Early Tuesday, U.S. and allied forces in the region shot down 10 more probable Houthi drones fired toward ships in both the Red Sea and the Gulf of Aden during a four-hour period that ended just after midnight. Mere minutes after those engagements ended, the U.S. Navy shot down an anti-ship cruise missile that seemed to be targeting sailors and crew onboard the USS Laboon. 

Also: The French navy said it shot down two drones off Yemen on Monday. It’s likely those engagements were part of the 10-drone shootdown mentioned above.

Space Force wants a hotline to China. As orbital space grows more strategically important and more contested, norms and definitions of space conflict are failing to keep up. It’s a situation ripe for misunderstanding and miscalculation, which is why Brig. Gen. Anthony Mastalir, commander of U.S. Space Forces Indo-Pacific, is proposing a hotline to the Chinese military for space issues. 
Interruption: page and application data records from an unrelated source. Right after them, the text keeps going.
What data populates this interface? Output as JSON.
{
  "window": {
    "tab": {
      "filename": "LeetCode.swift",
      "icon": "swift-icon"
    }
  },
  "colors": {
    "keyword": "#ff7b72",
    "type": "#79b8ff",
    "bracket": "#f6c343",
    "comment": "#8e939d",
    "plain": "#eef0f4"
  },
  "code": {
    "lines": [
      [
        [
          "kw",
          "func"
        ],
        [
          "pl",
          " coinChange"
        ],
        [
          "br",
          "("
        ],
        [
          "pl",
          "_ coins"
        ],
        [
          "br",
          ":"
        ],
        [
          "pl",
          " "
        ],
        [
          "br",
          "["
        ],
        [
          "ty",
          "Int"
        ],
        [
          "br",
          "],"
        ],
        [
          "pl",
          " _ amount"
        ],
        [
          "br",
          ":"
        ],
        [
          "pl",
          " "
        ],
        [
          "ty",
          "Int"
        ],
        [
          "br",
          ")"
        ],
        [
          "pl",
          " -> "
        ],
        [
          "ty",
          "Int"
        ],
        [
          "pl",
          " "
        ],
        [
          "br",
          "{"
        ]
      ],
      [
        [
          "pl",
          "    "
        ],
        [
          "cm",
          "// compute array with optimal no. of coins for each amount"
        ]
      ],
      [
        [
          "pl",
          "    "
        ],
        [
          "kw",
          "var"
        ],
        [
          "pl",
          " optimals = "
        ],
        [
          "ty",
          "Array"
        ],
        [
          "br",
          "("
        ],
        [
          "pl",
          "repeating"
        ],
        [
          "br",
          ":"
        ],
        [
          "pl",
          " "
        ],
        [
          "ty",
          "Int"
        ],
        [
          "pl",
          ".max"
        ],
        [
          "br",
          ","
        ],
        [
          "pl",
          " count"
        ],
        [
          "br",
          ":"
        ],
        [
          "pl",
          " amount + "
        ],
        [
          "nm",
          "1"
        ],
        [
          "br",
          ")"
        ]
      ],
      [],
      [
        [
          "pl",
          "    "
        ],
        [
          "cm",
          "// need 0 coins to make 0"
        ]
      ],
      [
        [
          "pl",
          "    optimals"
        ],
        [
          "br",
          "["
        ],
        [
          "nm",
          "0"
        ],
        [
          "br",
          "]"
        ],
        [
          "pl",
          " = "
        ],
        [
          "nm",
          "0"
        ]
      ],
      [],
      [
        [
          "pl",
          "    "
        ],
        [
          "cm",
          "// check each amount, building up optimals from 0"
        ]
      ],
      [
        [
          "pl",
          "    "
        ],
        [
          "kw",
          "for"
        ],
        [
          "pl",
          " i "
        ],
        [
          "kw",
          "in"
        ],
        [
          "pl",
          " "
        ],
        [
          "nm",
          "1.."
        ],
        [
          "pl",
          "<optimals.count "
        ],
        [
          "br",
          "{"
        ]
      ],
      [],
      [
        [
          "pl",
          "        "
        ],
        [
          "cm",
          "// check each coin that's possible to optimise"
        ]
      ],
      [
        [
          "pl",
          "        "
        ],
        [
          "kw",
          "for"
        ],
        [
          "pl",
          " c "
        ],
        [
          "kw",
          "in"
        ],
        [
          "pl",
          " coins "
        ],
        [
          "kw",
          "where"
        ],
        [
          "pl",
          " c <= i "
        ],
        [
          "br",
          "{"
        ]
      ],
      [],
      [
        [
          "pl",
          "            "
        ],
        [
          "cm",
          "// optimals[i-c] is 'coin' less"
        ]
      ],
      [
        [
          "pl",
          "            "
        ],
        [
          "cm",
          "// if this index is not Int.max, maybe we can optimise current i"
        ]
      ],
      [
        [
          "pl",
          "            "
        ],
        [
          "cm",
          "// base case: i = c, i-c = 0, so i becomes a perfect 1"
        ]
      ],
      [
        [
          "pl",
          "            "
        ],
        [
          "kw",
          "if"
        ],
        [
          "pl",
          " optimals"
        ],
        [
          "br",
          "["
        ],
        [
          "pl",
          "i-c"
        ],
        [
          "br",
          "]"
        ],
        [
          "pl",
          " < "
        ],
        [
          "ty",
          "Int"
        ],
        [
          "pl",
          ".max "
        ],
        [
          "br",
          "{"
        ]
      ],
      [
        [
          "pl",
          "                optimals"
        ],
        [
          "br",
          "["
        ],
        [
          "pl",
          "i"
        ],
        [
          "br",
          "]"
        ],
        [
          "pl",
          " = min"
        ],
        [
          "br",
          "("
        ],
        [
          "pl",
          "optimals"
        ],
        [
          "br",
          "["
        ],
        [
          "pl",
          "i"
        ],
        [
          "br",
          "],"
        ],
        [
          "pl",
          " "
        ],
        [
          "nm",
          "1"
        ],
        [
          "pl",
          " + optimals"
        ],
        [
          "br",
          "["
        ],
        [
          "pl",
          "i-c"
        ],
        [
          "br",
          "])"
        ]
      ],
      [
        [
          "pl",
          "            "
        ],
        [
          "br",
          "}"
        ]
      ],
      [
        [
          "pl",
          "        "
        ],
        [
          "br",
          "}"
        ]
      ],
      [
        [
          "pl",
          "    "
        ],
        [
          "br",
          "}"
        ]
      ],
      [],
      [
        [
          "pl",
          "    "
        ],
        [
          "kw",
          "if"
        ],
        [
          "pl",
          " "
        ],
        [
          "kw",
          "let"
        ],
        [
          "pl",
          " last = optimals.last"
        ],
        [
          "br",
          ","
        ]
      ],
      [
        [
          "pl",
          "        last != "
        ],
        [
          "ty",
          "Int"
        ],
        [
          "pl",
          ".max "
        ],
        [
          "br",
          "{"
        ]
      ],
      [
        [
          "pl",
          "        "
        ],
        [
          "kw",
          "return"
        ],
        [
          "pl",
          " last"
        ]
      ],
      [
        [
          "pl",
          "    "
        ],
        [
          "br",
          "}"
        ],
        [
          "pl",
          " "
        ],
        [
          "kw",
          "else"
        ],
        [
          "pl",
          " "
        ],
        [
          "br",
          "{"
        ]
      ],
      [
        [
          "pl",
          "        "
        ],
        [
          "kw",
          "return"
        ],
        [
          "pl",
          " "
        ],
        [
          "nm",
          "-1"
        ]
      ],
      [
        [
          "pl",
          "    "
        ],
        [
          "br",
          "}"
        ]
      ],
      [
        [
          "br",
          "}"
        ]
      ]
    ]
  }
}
Rules of engagement in space remain “somewhat immature,” Mastalir told reporters at the Air & Space Forces Association Warfare Symposium last week. “When you think about a hostile act or demonstrating hostile intent in space, what does that look like? And do all nations have a shared understanding of what that looks like?” 

Reminder: U.S. and Chinese military leaders only recently restored communications, more than a year after China broke them off following then-House Speaker Nancy Pelosi’s 2022 visit to Taiwan. D1’s Audrey Decker has a bit more.

UK Trident missile test fails, again. On Jan. 30, HMS Vanguard attempted to test-launch one of its (unarmed) nuclear ICBMs, which crashed after its booster rockets failed. It was the second straight failure of a UK Trident, following a 2016 test-launch from HMS Vengeance off Florida, the BBC reports.

It’s unclear how significant this is, said Matthew Harries, director of proliferation and nuclear policy at the Royal United Services Institute: "There could be a variety of explanations for something going wrong in what HMS Vanguard was doing in test-launching this missile, and there isn't enough information on what exactly that was. The missiles the UK uses are drawn from a common pool that the US and UK both use, and the US has conducted multiple tests without these kind[s] of problems.” Read on, here.

First flight for Turkey's indigenous fighter. The Wednesday takeoff of the KAAN combat aircraft was a milestone for the eight-year-old effort to develop the jet, a partnership between Turkish aerospace firm TUSAS and Britain's BAE Systems. (Reuters)

Speaking of BAE: The company saw a 14% jump in revenue last year, with record backlogs “driven by new submarine contracts and demand linked to Ukraine,” Reuters reports off a press conference with CEO Charles Woodburn.